For purposes of this quick start, we will assume you are using the Apache web server. Zend Framework works perfectly well with other web servers -- including Microsoft Internet Information Server, lighttpd, nginx, and more -- but most developers should be famililar with Apache at the minimum, and it provides an easy introduction to Zend Framework's directory structure and rewrite capabilities.

To create your vhost, you need to know the location of your httpd.conf file, and potentially where other configuration files are located. Some common locations:

  • /etc/httpd/httpd.conf (Fedora, RHEL, and others)

  • /etc/apache2/httpd.conf (Debian, Ubuntu, and others)

  • /usr/local/zend/etc/httpd.conf (Zend Server on *nix machines)

  • C:\Program Files\Zend\Apache2\conf (Zend Server on Windows machines)

Within your httpd.conf (or httpd-vhosts.conf on some systems), you will need to do two things. First, ensure that the NameVirtualHost is defined; typically, you will set it to a value of "*:80". Second, define a virtual host:

<VirtualHost *:80>
    ServerName quickstart.local
    DocumentRoot /path/to/quickstart/public

    SetEnv APPLICATION_ENV "development"

    <Directory /path/to/quickstart/public>
        DirectoryIndex index.php
        AllowOverride All
        Order allow,deny
        Allow from all
    </Directory>
</VirtualHost>
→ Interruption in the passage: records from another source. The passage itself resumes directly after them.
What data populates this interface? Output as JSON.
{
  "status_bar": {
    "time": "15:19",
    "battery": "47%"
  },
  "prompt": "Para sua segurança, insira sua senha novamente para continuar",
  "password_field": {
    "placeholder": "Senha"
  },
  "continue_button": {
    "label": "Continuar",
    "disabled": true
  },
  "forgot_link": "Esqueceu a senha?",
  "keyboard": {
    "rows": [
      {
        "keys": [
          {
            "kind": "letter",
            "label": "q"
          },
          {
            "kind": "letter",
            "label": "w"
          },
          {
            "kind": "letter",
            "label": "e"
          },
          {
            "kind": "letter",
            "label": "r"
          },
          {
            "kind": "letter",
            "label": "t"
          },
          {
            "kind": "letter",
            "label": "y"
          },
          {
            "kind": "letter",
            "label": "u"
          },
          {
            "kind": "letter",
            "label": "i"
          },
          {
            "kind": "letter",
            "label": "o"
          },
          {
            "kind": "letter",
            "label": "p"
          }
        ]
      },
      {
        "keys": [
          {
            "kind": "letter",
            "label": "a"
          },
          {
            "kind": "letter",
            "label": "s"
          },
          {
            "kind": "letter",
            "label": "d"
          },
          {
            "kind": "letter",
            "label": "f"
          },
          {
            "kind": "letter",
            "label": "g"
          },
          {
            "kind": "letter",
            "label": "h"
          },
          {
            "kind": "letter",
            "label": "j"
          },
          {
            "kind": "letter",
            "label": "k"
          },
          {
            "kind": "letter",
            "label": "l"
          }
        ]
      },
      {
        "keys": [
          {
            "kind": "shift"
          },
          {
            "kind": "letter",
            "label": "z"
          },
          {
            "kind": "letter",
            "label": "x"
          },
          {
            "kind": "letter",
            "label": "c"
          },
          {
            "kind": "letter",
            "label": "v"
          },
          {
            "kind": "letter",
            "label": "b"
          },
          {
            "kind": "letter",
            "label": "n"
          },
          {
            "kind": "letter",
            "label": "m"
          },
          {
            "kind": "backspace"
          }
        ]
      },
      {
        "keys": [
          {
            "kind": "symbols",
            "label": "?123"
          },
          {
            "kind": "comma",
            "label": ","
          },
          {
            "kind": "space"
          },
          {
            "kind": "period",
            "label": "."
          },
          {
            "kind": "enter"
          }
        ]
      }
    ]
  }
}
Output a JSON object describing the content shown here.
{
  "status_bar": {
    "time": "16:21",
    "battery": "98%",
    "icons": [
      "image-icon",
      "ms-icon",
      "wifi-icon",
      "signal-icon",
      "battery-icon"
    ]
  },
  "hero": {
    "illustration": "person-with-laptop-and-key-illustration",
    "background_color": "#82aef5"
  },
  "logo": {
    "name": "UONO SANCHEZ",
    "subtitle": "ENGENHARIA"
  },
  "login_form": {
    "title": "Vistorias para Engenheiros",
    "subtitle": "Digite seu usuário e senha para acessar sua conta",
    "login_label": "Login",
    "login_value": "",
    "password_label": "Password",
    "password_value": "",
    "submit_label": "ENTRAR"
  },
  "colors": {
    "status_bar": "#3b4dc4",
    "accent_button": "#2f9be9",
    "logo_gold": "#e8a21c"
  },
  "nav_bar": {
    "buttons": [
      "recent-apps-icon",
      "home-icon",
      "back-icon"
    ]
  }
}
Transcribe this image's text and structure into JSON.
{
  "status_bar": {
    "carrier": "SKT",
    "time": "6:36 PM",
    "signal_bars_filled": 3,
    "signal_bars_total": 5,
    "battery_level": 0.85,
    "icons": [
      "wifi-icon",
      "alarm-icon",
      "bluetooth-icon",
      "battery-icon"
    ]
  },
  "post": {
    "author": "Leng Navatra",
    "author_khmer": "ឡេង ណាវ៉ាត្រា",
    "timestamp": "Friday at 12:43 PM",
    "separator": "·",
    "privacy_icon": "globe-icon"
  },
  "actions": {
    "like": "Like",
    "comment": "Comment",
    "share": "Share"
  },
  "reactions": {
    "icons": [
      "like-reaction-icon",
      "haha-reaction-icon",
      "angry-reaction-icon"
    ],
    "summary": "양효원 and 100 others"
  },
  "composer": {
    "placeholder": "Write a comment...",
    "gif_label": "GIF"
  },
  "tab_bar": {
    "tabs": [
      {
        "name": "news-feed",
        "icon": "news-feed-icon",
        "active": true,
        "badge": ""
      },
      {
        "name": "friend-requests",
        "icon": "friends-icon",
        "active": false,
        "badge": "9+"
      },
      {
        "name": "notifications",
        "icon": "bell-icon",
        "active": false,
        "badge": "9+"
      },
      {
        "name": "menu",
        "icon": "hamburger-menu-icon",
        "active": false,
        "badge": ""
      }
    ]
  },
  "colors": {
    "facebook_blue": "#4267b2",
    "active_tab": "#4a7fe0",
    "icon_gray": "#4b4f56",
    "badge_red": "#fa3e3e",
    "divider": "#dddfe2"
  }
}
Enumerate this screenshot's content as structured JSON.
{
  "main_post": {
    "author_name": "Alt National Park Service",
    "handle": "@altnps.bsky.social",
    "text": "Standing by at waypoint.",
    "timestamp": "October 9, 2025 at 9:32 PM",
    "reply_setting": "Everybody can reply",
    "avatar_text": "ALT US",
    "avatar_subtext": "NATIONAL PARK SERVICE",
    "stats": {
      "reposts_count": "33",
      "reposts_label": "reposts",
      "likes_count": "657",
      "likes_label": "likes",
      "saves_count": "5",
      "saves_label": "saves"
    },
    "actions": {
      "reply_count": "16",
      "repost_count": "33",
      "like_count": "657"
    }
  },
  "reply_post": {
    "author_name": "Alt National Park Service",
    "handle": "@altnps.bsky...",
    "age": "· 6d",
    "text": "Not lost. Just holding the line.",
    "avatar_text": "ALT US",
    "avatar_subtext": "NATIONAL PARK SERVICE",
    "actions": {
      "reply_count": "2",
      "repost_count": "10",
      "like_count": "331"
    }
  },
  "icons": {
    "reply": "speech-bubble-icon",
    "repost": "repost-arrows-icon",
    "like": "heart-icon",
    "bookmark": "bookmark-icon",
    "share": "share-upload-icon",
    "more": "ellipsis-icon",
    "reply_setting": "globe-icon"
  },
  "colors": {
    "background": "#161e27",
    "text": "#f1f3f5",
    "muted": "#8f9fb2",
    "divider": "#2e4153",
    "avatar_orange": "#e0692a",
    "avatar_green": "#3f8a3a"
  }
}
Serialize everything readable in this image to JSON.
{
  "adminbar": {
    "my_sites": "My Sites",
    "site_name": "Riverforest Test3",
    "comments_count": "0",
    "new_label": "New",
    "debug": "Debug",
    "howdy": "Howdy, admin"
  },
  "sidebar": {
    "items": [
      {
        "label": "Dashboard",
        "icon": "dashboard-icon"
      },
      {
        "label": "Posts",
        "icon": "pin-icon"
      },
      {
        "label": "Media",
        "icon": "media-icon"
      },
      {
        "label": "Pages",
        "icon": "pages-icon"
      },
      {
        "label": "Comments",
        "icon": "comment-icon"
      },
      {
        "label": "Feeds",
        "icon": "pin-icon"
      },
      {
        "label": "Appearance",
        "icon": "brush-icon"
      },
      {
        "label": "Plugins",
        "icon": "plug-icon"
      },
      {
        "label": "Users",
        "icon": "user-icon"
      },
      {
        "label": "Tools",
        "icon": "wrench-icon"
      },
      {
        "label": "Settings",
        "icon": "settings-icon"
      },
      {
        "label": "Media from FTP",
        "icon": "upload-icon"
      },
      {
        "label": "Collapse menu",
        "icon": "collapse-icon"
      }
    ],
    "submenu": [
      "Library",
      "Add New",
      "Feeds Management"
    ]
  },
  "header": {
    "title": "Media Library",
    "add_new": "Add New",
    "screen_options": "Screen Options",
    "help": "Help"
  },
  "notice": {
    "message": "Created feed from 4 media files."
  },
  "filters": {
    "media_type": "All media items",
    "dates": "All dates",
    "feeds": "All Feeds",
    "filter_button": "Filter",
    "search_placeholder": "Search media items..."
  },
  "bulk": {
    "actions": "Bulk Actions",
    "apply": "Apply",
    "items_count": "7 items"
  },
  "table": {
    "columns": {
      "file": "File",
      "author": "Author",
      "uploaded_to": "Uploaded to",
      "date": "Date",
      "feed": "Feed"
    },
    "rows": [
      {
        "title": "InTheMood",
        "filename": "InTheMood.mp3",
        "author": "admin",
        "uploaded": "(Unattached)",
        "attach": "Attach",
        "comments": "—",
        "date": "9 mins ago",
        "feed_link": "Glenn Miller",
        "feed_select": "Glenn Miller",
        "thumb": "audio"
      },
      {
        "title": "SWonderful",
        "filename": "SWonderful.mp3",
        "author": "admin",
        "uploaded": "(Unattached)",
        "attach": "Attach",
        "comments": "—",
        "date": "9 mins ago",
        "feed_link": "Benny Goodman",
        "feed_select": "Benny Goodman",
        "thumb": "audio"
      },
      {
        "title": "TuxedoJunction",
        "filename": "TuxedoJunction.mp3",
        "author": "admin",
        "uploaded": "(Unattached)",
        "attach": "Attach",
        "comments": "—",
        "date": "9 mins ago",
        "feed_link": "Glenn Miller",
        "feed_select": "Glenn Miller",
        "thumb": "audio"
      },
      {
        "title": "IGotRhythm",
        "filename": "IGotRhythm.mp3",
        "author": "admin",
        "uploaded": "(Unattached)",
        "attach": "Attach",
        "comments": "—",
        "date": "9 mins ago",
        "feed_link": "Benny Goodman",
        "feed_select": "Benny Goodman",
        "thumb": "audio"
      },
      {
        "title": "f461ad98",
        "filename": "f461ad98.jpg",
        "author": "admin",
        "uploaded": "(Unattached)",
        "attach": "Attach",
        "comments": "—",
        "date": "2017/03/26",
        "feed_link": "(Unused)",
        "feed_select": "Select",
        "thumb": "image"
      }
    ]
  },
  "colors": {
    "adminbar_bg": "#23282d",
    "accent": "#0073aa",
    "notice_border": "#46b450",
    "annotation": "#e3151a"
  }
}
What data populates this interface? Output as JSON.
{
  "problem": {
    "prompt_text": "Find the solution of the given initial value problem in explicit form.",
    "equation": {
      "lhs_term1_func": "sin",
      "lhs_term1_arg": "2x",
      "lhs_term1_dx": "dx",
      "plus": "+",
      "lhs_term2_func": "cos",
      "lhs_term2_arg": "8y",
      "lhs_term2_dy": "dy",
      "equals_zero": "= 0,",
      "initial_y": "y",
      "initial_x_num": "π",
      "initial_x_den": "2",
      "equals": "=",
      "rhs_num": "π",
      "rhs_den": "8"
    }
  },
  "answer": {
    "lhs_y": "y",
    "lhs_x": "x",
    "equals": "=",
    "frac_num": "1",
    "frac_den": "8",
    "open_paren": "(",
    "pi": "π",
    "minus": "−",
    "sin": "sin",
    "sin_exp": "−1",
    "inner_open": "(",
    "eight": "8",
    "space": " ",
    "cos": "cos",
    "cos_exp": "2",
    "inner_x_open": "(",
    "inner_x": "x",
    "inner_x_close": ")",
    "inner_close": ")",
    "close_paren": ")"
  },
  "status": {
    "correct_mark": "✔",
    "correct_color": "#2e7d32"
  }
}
There are several things to note. First, note that the DocumentRoot setting specifies the public subdirectory of our project; this means that only files under that directory can ever be served directly by the server. Second, note the AllowOverride, Order, and Allow directives; these are to allow us to use htacess files within our project. During development, this is a good practice, as it prevents the need to constantly restart the web server as you make changes to your site directives; however, in production, you should likely push the content of your htaccess file into your server configuration and disable this. Third, note the SetEnv directive. What we are doing here is setting an environment variable for your virtual host; this variable will be picked up in the index.php and used to set the APPLICATION_ENV constant for our Zend Framework application. In production, you can omit this directive (in which case it will default to the value "production") or set it explicitly to "production".

Finally, you will need to add an entry in your hosts file corresponding to the value you place in your ServerName directive. On *nix-like systems, this is usually /etc/hosts; on Windows, you'll typically find it in C:\WINDOWS\system32\drivers\etc. Regardless of the system, the entry will look like the following:

127.0.0.1 quickstart.local

Start your webserver (or restart it), and you should be ready to go.

Zend Framework